Despite her groundbreaking position in Biden’s campaign, not everyone is satisfied with Biden’s choice. As a registered Democrat, I am not completely convinced Harris will attract voters from all spectrums of the Democratic Party.
Harris has proven herself to be a trailblazer in the civil rights movement. Additionally, she is a strong supporter of affordable higher education for all students. Nonetheless, her history as California’s 32nd attorney general is bound to raise some eyebrows, along with her tendency to oscillate her positions on various policies such as the legalization of marijuana.
Inarguably, the role of the vice president is limited compared to the president. Yet, the news about Harris may have caused Joe Biden’s candidacy to be overshadowed in his own campaign.
Initially, I was excited about Harris’ position as the Democratic vice presidential nominee. As an Indian woman, I always look forward to seeing South Asian women represented in office. It was no small deal that Harris, who is the first United States senator of South Asian descent, has also become the first Asian-American to run as vice president. But after looking into her political history, I realized her record is not as clean as she makes it out to be.
Harris’ years as attorney general are, at best, bittersweet. For example, she has claimed to be an advocate for LGBT rights, yet her actions have not always supported this notion. In 2013, Harris refused to support California’s Proposition 8, which essentially banned same-sex marriage in the state and declared it unconstitutional while filing for an amicus curiae brief. Harris’ outspokenness about her disapproval of the marriage ban garnered her support from the LGBT community. She has also spoken at numerous Pride parades.

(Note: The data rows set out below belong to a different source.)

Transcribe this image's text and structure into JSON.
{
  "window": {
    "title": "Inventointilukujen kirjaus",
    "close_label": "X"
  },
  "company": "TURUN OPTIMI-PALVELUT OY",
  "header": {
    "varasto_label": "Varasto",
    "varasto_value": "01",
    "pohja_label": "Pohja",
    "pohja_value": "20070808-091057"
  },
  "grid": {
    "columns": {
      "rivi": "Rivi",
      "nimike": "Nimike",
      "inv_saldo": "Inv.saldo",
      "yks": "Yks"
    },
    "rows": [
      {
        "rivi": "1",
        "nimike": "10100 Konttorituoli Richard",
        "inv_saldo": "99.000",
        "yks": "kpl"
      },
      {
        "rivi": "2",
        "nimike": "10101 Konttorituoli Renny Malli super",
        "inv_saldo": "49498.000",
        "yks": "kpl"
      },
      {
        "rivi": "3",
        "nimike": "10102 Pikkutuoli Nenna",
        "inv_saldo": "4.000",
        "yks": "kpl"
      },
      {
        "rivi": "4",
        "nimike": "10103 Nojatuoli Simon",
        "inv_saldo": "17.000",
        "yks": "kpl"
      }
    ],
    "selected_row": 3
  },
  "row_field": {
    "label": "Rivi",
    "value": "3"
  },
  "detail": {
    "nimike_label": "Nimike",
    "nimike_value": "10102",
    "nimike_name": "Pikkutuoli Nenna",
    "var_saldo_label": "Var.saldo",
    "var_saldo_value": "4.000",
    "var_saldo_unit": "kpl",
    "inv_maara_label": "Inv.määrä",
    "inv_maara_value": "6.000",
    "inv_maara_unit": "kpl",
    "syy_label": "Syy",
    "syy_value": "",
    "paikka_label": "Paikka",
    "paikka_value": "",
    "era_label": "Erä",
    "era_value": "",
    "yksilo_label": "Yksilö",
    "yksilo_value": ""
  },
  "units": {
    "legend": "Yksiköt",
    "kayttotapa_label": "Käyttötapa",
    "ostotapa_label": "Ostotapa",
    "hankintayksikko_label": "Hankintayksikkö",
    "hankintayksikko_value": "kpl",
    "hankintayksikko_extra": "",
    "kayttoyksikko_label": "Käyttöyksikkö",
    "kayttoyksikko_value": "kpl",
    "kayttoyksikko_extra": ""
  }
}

Unforeseeably, in 2015 Harris defended the California Department of Corrections and Rehabilitation against Michelle Lael-Norsworthy, an incarcerated transgender woman who filed a federal lawsuit after CDCR refused to grant her sex reassignment surgery.She argued the surgery was not medically necessary, despite the fact that gender affirming care is recognized as necessary healthcare by the American Psychiatric Association. Ultimately, Norsworthy was rightfully granted her request for the surgery.
The most troubling part of Harris’ history as attorney general is wrongful conviction rates. For example, Harris served as the prosecuting attorney in the case of George Gage, a man who was charged with abusing his stepdaughter in 1999. According to the judge, the prosecutor withheld important evidence from the court that could have disproved the stepdaughter’s claims. Gage is currently serving a 70-year sentence in prison.
While a few of her decisions as attorney general are questionable, Harris has accomplished a myriad of achievements in the Senate. In May, she co-sponsored the Bank on Students Emergency Loan Refinancing Act with Sen. Elizabeth Warren, D-MA. With this bill, college students with loan debt would have the opportunity to refinance lower interest rates. As a college student myself, Harris’ support of affordable higher education is crucial to me.
Readers may be wondering why I am completely focusing on Harris instead of Biden. Although in November voters will mostly be thinking about the president and not the vice president, I believe the vice presidential candidate has an influence on the election results, especially a candidate as outspoken and articulate as Harris.
While I maintain my nuanced opinion on Harris, I encourage voters, especially first time voters entering college, to look past the flawed histories of Joe Biden and Kamala Harris. As college students, it can be difficult for us to vote for candidates that may not satisfy all of our expectations. But voting is the fundamental basis for change, and we must vote for a president that can take us closer to change — not one that will continue to lead us to repeat wrongful history.
Rama Sardar (she/her) is a freshman studying journalism and filmmaking. She plans on entering the field of investigative journalism and film direction.